Blog Archive

Sunday, 21 January 2018

Winter Term 2018 Theme of Loss of Love 1

Theme:  loss of love of Mum or Dad
This does not have to be autobiographical.   It’s very common for author’s to make use of personal experience to portray imagined character’s or imagined loss.    But the theme of loss of love is very common in all kinds of writing, and indeed songs and plays.    My professor at university, the poet   F T Prince, wrote at the end of one of his poems about Richard the Lion Heart:  “but worse than all is loss of love”.   Here  he was thinking of love of his people and friends, I think.  

Of course not everybody thinks love is the most important thing in life.

We all grow up (at least to a certain extent) and lose the kind of ‘cuddly’ love we had as children.   You can write about that.   Sometimes we fall out with our parents, or they with us.   Eventually, of course, they die and we lose their love in that sense, although you could say that in another sense their love remains in us all our loves.   Often writers express loss of love by describing things or places which ‘bring back’ loved ones.  It might be a seaside beach, a certain walk,  an ornament, a song.  Or they may simply describe a memory.   You may recall the old old pop song

These Foolish Things Lyrics

Oh will you never let me be?
Oh will you never set me free?
The ties that bound us are still around us
There’s no escape that I can see
And still those little things remain
That bring me happiness or pain

A cigarette that bears a lipstick's traces

An airline ticket to romantic places
And still my heart has wings
These foolish things
Remind me of you
A tinkling piano in the next apartment
Those stumbling words that told you what my heart meant

A fairground's painted swings

These foolish things
Remind me of you
You came, you saw, you conquered me
When you did that to me, I somehow knew that this had to be

The winds of march that make my heart a dancer
A telephone that rings - but who’s to answer?
Oh, how the ghost of you clings
These foolish things
Remind me of you

This sounds like romantic love lost,  but to me captures more general aspects of  loss of love, perhaps of my mother’s now she is dead.   She used to sing this song on stage.    In a strange way the song both reminds me of her loss and yet 'brings her back' at the same time.
I stress that in writing about loss of mother’s or father’s love you don’t necessarily have to talk about yourself.   Nor do you have to mention loss of love in so many words.   Sometimes you hear someone simply talking about what Mum or Dad used to do and you can feel the affection.   And perhaps that’s the most powerful way of conveying love – that is without mentioning ‘love’ at all.  

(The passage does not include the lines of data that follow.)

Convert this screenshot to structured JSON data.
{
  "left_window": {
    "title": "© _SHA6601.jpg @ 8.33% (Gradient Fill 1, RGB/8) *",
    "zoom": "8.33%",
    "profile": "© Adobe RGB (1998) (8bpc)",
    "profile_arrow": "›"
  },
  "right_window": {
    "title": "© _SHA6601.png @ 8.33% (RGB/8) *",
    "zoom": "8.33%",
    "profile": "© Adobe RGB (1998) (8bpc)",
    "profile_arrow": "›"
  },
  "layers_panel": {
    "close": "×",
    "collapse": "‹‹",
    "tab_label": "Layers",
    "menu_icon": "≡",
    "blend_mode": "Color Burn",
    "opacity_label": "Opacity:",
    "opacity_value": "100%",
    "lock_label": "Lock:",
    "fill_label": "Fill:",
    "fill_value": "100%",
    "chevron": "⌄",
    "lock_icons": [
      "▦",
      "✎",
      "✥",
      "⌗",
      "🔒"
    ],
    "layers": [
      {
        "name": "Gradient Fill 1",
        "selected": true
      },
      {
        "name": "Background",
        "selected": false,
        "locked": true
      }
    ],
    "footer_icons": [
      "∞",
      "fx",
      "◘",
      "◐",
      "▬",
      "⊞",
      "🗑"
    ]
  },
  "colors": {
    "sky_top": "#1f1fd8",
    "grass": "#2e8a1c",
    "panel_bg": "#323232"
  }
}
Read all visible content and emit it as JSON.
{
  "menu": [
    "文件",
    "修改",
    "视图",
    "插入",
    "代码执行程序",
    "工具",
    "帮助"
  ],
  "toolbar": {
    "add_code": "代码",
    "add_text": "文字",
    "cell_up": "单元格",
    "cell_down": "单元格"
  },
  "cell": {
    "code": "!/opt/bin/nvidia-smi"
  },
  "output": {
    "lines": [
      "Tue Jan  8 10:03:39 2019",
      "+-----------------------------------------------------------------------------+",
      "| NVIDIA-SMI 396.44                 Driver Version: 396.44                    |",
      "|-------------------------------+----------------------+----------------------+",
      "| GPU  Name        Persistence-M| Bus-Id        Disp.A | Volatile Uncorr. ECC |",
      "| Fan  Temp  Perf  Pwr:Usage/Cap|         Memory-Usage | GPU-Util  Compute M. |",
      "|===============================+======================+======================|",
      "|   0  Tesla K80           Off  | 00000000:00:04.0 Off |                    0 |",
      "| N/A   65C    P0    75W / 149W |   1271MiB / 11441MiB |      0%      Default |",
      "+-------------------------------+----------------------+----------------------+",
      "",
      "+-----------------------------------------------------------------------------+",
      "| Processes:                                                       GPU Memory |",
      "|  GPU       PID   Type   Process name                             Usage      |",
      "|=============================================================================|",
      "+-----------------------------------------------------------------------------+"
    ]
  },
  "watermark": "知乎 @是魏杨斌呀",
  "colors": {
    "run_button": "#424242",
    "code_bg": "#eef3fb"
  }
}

The lyrics of These Foolish Things sometimes slips into sentimentality, perhaps, but most of the time it seems very effective to me.  We can learn from this lyric how powerful your writing can be if you can pick on the small specific detail,  like the lipstick o the cigarette,  the tinkling piano,  the fairground swings.   I’m just thinking what I’d recall of this class when it finally has to close.  Well:   pigeons still flying from France right into the classroom,  a comment about never having seen her husband’s willy,  glares from a wheel-chair,  hugs from a young visitor,  flying into space in a dream and correcting my spelling mistakes. . . .  Well, I mustn’t go on for fear of seeming to leave out the rest of you.  I realize there are some specifics from all of you.   Later in the course we’ll look at that kind of ‘love’ if ‘love’ isn’t too heavy a word to use.  

But for this weeks ‘homework’ try to think of loss of parental love, either through quarrels or betrayals, or simply through their having died and ‘stayed’ in your memory like those lipstick traces.

No comments:

Post a Comment